■ TASK GOAL
Set down each entry below exactly as it stands.

Dataset records:
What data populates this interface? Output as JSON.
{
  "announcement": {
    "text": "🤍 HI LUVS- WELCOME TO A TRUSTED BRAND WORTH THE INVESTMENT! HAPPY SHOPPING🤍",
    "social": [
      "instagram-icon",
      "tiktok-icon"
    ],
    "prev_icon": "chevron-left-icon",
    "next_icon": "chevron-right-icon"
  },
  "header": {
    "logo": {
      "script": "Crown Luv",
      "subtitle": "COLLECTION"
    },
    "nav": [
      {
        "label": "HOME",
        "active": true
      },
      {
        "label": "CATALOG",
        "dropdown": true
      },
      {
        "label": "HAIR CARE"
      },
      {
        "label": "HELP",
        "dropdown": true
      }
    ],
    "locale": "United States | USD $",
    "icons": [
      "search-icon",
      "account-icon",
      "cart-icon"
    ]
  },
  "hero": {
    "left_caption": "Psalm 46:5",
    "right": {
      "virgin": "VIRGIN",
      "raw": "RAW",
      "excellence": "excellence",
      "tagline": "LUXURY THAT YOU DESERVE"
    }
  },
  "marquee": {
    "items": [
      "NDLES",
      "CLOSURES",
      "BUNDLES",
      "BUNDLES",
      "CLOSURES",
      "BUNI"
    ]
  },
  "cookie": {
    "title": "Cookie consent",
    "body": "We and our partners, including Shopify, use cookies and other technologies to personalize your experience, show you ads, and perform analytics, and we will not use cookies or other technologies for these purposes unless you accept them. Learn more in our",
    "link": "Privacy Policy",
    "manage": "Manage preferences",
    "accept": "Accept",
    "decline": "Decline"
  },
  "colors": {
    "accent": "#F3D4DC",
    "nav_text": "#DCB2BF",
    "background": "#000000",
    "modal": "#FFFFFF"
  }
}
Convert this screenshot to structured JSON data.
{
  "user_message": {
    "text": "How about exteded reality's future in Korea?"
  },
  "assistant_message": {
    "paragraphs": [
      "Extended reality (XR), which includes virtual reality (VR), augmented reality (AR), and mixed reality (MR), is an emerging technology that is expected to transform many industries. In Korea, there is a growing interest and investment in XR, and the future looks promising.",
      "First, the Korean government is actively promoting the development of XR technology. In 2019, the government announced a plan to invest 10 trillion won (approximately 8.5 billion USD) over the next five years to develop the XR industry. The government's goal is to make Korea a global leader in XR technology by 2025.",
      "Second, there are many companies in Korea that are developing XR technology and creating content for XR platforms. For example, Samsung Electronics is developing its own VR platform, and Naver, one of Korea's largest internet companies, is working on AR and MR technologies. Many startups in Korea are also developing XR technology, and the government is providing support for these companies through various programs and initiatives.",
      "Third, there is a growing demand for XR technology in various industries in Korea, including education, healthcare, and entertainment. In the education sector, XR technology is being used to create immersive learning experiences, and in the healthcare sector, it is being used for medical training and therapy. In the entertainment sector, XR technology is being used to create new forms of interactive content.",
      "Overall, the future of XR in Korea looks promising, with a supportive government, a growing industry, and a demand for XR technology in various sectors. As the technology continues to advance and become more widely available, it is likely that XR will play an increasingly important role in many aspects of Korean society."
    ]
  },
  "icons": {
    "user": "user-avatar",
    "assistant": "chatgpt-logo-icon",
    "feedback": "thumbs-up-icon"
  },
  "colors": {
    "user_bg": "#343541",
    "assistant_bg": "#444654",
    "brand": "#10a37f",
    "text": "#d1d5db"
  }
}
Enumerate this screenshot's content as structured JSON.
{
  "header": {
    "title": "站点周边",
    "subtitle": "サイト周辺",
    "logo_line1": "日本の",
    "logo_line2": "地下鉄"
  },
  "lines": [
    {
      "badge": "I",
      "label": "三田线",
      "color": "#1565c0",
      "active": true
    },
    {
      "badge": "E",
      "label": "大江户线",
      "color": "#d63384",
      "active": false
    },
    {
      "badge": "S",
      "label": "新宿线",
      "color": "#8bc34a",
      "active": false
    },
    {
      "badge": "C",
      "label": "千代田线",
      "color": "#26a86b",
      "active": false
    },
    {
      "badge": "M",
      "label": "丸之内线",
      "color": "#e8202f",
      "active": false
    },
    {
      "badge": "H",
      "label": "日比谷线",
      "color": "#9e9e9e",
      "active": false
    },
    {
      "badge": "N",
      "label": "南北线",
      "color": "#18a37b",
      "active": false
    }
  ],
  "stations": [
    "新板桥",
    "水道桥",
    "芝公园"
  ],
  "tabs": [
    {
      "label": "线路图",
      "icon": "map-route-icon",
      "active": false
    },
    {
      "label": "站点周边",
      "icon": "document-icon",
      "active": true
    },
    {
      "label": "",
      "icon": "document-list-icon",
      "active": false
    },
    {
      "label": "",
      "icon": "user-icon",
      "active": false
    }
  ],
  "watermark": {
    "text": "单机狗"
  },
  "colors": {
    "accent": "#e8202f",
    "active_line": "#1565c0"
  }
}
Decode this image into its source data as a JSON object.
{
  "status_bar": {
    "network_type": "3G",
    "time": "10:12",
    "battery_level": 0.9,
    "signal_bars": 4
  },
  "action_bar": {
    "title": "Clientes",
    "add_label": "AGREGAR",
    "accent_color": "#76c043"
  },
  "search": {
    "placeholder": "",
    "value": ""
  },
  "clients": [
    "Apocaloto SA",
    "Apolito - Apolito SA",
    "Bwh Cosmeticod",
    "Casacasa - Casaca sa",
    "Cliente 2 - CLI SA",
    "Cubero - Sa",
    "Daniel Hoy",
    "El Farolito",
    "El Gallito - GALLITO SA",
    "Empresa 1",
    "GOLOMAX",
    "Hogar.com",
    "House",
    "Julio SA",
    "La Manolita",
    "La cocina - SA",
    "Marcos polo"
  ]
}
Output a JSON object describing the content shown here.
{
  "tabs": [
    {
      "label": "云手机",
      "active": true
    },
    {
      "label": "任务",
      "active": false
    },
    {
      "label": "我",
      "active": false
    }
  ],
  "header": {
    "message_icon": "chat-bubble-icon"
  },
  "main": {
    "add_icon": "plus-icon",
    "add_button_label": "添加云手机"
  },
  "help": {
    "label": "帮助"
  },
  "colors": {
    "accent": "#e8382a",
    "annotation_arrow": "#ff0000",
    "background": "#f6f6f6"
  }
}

■ REPLY
What data populates this interface? Output as JSON.
{
  "announcement": {
    "text": "🤍 HI LUVS- WELCOME TO A TRUSTED BRAND WORTH THE INVESTMENT! HAPPY SHOPPING🤍",
    "social": [
      "instagram-icon",
      "tiktok-icon"
    ],
    "prev_icon": "chevron-left-icon",
    "next_icon": "chevron-right-icon"
  },
  "header": {
    "logo": {
      "script": "Crown Luv",
      "subtitle": "COLLECTION"
    },
    "nav": [
      {
        "label": "HOME",
        "active": true
      },
      {
        "label": "CATALOG",
        "dropdown": true
      },
      {
        "label": "HAIR CARE"
      },
      {
        "label": "HELP",
        "dropdown": true
      }
    ],
    "locale": "United States | USD $",
    "icons": [
      "search-icon",
      "account-icon",
      "cart-icon"
    ]
  },
  "hero": {
    "left_caption": "Psalm 46:5",
    "right": {
      "virgin": "VIRGIN",
      "raw": "RAW",
      "excellence": "excellence",
      "tagline": "LUXURY THAT YOU DESERVE"
    }
  },
  "marquee": {
    "items": [
      "NDLES",
      "CLOSURES",
      "BUNDLES",
      "BUNDLES",
      "CLOSURES",
      "BUNI"
    ]
  },
  "cookie": {
    "title": "Cookie consent",
    "body": "We and our partners, including Shopify, use cookies and other technologies to personalize your experience, show you ads, and perform analytics, and we will not use cookies or other technologies for these purposes unless you accept them. Learn more in our",
    "link": "Privacy Policy",
    "manage": "Manage preferences",
    "accept": "Accept",
    "decline": "Decline"
  },
  "colors": {
    "accent": "#F3D4DC",
    "nav_text": "#DCB2BF",
    "background": "#000000",
    "modal": "#FFFFFF"
  }
}
Convert this screenshot to structured JSON data.
{
  "user_message": {
    "text": "How about exteded reality's future in Korea?"
  },
  "assistant_message": {
    "paragraphs": [
      "Extended reality (XR), which includes virtual reality (VR), augmented reality (AR), and mixed reality (MR), is an emerging technology that is expected to transform many industries. In Korea, there is a growing interest and investment in XR, and the future looks promising.",
      "First, the Korean government is actively promoting the development of XR technology. In 2019, the government announced a plan to invest 10 trillion won (approximately 8.5 billion USD) over the next five years to develop the XR industry. The government's goal is to make Korea a global leader in XR technology by 2025.",
      "Second, there are many companies in Korea that are developing XR technology and creating content for XR platforms. For example, Samsung Electronics is developing its own VR platform, and Naver, one of Korea's largest internet companies, is working on AR and MR technologies. Many startups in Korea are also developing XR technology, and the government is providing support for these companies through various programs and initiatives.",
      "Third, there is a growing demand for XR technology in various industries in Korea, including education, healthcare, and entertainment. In the education sector, XR technology is being used to create immersive learning experiences, and in the healthcare sector, it is being used for medical training and therapy. In the entertainment sector, XR technology is being used to create new forms of interactive content.",
      "Overall, the future of XR in Korea looks promising, with a supportive government, a growing industry, and a demand for XR technology in various sectors. As the technology continues to advance and become more widely available, it is likely that XR will play an increasingly important role in many aspects of Korean society."
    ]
  },
  "icons": {
    "user": "user-avatar",
    "assistant": "chatgpt-logo-icon",
    "feedback": "thumbs-up-icon"
  },
  "colors": {
    "user_bg": "#343541",
    "assistant_bg": "#444654",
    "brand": "#10a37f",
    "text": "#d1d5db"
  }
}
Enumerate this screenshot's content as structured JSON.
{
  "header": {
    "title": "站点周边",
    "subtitle": "サイト周辺",
    "logo_line1": "日本の",
    "logo_line2": "地下鉄"
  },
  "lines": [
    {
      "badge": "I",
      "label": "三田线",
      "color": "#1565c0",
      "active": true
    },
    {
      "badge": "E",
      "label": "大江户线",
      "color": "#d63384",
      "active": false
    },
    {
      "badge": "S",
      "label": "新宿线",
      "color": "#8bc34a",
      "active": false
    },
    {
      "badge": "C",
      "label": "千代田线",
      "color": "#26a86b",
      "active": false
    },
    {
      "badge": "M",
      "label": "丸之内线",
      "color": "#e8202f",
      "active": false
    },
    {
      "badge": "H",
      "label": "日比谷线",
      "color": "#9e9e9e",
      "active": false
    },
    {
      "badge": "N",
      "label": "南北线",
      "color": "#18a37b",
      "active": false
    }
  ],
  "stations": [
    "新板桥",
    "水道桥",
    "芝公园"
  ],
  "tabs": [
    {
      "label": "线路图",
      "icon": "map-route-icon",
      "active": false
    },
    {
      "label": "站点周边",
      "icon": "document-icon",
      "active": true
    },
    {
      "label": "",
      "icon": "document-list-icon",
      "active": false
    },
    {
      "label": "",
      "icon": "user-icon",
      "active": false
    }
  ],
  "watermark": {
    "text": "单机狗"
  },
  "colors": {
    "accent": "#e8202f",
    "active_line": "#1565c0"
  }
}
Decode this image into its source data as a JSON object.
{
  "status_bar": {
    "network_type": "3G",
    "time": "10:12",
    "battery_level": 0.9,
    "signal_bars": 4
  },
  "action_bar": {
    "title": "Clientes",
    "add_label": "AGREGAR",
    "accent_color": "#76c043"
  },
  "search": {
    "placeholder": "",
    "value": ""
  },
  "clients": [
    "Apocaloto SA",
    "Apolito - Apolito SA",
    "Bwh Cosmeticod",
    "Casacasa - Casaca sa",
    "Cliente 2 - CLI SA",
    "Cubero - Sa",
    "Daniel Hoy",
    "El Farolito",
    "El Gallito - GALLITO SA",
    "Empresa 1",
    "GOLOMAX",
    "Hogar.com",
    "House",
    "Julio SA",
    "La Manolita",
    "La cocina - SA",
    "Marcos polo"
  ]
}
Output a JSON object describing the content shown here.
{
  "tabs": [
    {
      "label": "云手机",
      "active": true
    },
    {
      "label": "任务",
      "active": false
    },
    {
      "label": "我",
      "active": false
    }
  ],
  "header": {
    "message_icon": "chat-bubble-icon"
  },
  "main": {
    "add_icon": "plus-icon",
    "add_button_label": "添加云手机"
  },
  "help": {
    "label": "帮助"
  },
  "colors": {
    "accent": "#e8382a",
    "annotation_arrow": "#ff0000",
    "background": "#f6f6f6"
  }
}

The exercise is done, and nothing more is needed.